→ **Extracted data entries**:
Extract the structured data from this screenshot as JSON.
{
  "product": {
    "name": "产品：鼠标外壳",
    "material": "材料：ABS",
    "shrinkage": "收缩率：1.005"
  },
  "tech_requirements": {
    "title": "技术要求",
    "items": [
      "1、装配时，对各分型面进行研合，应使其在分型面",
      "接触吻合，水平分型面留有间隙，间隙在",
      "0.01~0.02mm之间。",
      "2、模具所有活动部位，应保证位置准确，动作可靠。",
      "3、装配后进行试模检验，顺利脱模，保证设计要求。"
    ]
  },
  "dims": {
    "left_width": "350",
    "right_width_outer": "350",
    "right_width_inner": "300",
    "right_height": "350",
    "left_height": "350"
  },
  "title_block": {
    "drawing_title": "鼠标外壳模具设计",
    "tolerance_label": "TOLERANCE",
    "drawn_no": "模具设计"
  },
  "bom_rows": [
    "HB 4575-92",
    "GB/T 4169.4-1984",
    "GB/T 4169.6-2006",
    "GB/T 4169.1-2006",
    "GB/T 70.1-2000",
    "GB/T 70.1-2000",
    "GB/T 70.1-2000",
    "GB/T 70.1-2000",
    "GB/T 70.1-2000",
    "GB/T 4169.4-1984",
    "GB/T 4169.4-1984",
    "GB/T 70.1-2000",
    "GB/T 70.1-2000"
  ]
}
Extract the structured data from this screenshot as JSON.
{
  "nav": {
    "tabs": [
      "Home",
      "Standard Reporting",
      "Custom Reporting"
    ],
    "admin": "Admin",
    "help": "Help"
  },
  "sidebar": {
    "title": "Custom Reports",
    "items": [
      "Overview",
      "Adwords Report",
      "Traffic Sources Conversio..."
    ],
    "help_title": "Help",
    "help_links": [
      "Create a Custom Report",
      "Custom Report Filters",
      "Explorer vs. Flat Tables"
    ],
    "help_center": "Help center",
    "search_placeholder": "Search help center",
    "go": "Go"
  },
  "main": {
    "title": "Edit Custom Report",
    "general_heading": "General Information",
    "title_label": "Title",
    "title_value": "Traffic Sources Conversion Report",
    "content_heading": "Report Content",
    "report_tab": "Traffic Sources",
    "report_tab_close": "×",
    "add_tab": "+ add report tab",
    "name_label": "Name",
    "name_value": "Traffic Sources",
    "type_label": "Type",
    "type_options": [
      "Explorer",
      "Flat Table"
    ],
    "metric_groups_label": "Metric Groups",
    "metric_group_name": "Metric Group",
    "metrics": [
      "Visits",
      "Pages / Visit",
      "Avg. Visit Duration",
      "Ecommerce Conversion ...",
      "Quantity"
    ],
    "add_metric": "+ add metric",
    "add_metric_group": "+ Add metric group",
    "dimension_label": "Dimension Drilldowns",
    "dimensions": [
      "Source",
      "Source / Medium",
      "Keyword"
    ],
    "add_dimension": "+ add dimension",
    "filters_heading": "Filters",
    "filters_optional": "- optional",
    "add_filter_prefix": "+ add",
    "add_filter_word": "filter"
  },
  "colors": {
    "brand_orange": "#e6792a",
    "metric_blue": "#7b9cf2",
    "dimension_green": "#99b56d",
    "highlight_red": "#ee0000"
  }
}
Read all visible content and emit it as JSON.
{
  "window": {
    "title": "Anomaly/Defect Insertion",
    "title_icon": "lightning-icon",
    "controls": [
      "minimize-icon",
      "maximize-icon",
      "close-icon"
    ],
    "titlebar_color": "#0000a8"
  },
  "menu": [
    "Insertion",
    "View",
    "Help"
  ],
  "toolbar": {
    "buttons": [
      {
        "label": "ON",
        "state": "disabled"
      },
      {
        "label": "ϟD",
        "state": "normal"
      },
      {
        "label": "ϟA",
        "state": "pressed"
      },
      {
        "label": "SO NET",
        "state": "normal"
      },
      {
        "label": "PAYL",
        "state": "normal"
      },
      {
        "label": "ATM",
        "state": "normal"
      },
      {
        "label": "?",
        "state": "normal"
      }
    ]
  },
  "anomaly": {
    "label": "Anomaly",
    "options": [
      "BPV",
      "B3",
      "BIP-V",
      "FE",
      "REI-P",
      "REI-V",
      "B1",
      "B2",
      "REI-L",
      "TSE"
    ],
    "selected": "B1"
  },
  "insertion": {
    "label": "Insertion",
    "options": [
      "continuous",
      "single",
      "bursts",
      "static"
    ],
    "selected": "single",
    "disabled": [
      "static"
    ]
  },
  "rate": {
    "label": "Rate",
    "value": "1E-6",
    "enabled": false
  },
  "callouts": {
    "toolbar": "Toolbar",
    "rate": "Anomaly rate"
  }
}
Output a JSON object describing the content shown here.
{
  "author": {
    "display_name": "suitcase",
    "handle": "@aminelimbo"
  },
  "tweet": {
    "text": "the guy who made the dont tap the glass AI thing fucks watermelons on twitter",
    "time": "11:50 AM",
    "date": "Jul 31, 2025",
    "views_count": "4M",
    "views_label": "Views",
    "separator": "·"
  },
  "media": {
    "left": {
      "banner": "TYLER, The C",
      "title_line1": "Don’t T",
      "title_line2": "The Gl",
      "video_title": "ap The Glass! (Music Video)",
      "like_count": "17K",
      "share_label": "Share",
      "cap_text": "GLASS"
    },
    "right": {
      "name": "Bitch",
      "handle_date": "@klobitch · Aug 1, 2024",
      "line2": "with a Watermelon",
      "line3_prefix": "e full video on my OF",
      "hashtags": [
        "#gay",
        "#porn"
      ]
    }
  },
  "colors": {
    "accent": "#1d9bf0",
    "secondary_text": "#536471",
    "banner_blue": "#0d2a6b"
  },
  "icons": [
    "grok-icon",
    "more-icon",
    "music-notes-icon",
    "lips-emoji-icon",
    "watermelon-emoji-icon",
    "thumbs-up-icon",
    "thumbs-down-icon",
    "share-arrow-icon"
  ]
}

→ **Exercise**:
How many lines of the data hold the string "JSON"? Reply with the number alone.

→ **Written solution**:
4